What is Fecal Incontinence?

Fecal incontinence is the inability to control stool from the sphincteric mechanism of the anus. That is when you feel the need to defecate and cannot hold back until you reach the toilet, or sometimes as you pass gas through the rectum there may unexpectedly be a loss of stool. Failure of the anal continence mechanism can result in the loss of fluids, mucus and gas, which is considered partial incontinence, or the loss of formed stool, which is considered total incontinence.

A large proportion of the population, up to 10%, appears to suffer from some form of fecal incontinence. This problem affects people of all ages (children and adults) and is more common in older women and adults.

What causes fecal incontinence?

Fecal incontinence can have many causes. The most common of these are:

  • Constipation
  • Damage to the muscles of the anal sphincter
  • Damage to the nerves of the anal sphincter or rectum
  • Loss of storage capacity of the rectum
  • Diarrhea
  • Dysfunction of the pelvic floor

Constipation is one of the most common causes of fecal incontinence. It usually causes the accumulation in the stool of large coprolites, i.e. hard masses of stool. Watery stools may then leak around the coprolites. Constipation also causes a prolonged stretching of the muscles of the rectum, resulting in their weakening and inability to hold it in place for as long as it takes for the person to reach the toilet.

Muscle damage
Fecal incontinence can be caused by damage to one or both of the ring muscle sphincters. The outer and inner muscle sphincter are among the main muscles of the continence mechanism. If these muscles become attenuated, then stool leakage is caused.

In women, the damage usually occurs during childbirth. In recent studies it is reported that in 30% of normal deliveries we have some form of damage to the sphincter mechanism, resulting in some form of incontinence. The risk of injury is greater if the doctor uses forceps to deliver the baby. The practice of an episiotomy, which is an incision in the lateral wall of the vagina made to prevent arbitrary tearing of the vagina and rectum at birth, does not appear to reduce injury rates.

Surgery to treat hemorrhoid disease may also cause damage to the sphincter mechanism. Almost all techniques for treating hemorrhoid disease have been implicated in causing incontinence at low rates. While, the Sphincter Dilation technique has been blamed for causing incontinence at a high rate of up to 50%. Usually after Dilation we have partial incontinence. The sphincter appears weak as atrophic due to breakdown of muscle fibers across the diameter of the anal canal. Due to the inability of the sphincter to interrupt and separate the fecal slurry at the end of voiding, a small amount of stool remains along the anal canal. This results in the loss of this stool in the first few hours after toileting, while during the rest of the day the anus is leaky. We also have several times uncontrolled gas loss accompanied by mucus loss and difficult to treat periproctitis.
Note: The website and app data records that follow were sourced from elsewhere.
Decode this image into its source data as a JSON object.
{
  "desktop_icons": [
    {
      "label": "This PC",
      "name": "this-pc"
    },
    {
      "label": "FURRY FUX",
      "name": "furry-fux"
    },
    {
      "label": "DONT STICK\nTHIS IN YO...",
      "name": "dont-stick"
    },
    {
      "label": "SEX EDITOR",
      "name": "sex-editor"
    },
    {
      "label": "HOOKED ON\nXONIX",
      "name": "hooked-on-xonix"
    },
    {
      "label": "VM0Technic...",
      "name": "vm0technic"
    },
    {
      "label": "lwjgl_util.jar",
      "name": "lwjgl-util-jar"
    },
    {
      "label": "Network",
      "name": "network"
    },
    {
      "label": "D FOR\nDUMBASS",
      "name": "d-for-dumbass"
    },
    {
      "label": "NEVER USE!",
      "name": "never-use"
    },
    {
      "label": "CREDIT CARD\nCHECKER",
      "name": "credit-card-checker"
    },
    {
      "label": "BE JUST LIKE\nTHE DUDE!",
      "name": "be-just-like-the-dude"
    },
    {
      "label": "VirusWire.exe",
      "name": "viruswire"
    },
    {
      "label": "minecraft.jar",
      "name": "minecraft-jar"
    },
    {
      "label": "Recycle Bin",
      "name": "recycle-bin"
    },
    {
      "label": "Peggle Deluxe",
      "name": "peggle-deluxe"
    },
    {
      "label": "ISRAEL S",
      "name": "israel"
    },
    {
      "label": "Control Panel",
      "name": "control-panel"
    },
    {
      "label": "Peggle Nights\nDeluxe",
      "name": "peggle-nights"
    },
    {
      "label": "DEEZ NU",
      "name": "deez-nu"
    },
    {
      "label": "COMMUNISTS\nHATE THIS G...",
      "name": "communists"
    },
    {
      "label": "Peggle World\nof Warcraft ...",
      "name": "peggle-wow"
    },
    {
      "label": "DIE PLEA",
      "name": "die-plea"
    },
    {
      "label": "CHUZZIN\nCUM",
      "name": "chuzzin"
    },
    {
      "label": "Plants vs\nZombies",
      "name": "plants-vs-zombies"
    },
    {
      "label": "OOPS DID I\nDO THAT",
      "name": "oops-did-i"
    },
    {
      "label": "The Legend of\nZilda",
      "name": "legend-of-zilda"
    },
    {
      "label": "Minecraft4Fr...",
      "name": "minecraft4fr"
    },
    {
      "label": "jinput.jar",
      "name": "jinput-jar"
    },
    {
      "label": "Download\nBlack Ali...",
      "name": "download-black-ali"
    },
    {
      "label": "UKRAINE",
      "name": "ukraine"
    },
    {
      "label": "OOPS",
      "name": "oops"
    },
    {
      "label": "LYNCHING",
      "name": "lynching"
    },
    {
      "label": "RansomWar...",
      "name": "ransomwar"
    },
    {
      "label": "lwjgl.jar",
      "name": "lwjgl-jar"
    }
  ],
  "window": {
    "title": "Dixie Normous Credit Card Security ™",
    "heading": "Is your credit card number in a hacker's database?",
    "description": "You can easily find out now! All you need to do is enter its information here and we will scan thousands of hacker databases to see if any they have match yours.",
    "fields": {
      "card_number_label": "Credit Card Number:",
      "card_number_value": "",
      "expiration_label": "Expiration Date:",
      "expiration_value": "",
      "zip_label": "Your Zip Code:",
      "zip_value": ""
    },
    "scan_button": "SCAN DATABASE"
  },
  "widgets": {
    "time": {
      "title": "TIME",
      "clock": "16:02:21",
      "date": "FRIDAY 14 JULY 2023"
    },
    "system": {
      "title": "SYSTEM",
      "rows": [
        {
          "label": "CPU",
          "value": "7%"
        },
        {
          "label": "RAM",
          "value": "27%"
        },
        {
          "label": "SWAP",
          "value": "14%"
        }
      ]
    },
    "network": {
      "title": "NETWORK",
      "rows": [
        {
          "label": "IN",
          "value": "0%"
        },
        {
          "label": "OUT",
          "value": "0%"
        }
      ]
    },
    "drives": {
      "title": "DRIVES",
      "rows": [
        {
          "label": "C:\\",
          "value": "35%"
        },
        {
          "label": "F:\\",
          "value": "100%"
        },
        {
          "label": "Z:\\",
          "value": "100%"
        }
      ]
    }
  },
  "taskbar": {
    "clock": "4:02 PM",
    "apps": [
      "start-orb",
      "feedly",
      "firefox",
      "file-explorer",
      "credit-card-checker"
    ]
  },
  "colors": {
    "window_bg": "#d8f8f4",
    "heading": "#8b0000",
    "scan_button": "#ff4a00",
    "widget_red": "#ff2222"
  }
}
Nerve damage
Fecal incontinence may be due to damage to the nerves controlling the anal sphincters or to the sensory nerves that control the amount of feces in the rectum and activate the mechanism of emptying. Incontinence is likely to occur if the nerves that control the sphincters are injured and the muscles do not work properly. If the sensory nerves are damaged, there is no sensation of the rectum being filled with stool and the emptying reflex is not activated. This results in not feeling the need to use the toilet until the fecal sludge has leaked out. Nerve damage can be caused by childbirth, the habit of staying on the toilet for long periods of time during defecation, strokes, physical disability due to injury, and conditions that affect the nerves, such as diabetes mellitus and multiple sclerosis.

Loss of storage capacity
Under normal circumstances the rectum has a fairly large storage space, the lining, which is arranged according to the volume of stool, allowing us to control the desire to defecate until we reach the toilet.

Various surgical procedures on the rectum, such as Logo hemorrhoidectomy, therapeutic radiation of the area and inflammatory bowel disease, can cause scarring of the walls of the rectum, making this part of the bowel less flexible and elastic. The rectum then cannot be stretched enough to hold the fecal pulp, resulting in fecal incontinence. Inflammatory bowel and rectal disease cause irritation to the walls of the rectum and reduce the ability to hold stool.

Watery stools are more difficult to control than solid stools because the rectum fills with fecal contents at a faster rate. Even people who are not fecal incontinent may have a small loss of stool when they have diarrhea.

Pelvic floor dysfunction
Alterations or functional disorders of the muscles and nerves of the pelvic floor can cause fecal incontinence.

These include:

  • Altered sensitivity of the rectum to the volume of stool it contains
  • A decrease in the contractile capacity of the muscles of the anal canal to complete defecation
  • A drop of the rectum outside the anal ring, a condition called rectal prolapse
  • Protrusion of the rectum through the vagina, a condition called rectocele
  • General weakness and loosening of the pelvic floor

Childbirth is often the cause of pelvic floor dysfunction, but incontinence usually occurs in the third decade of life or later.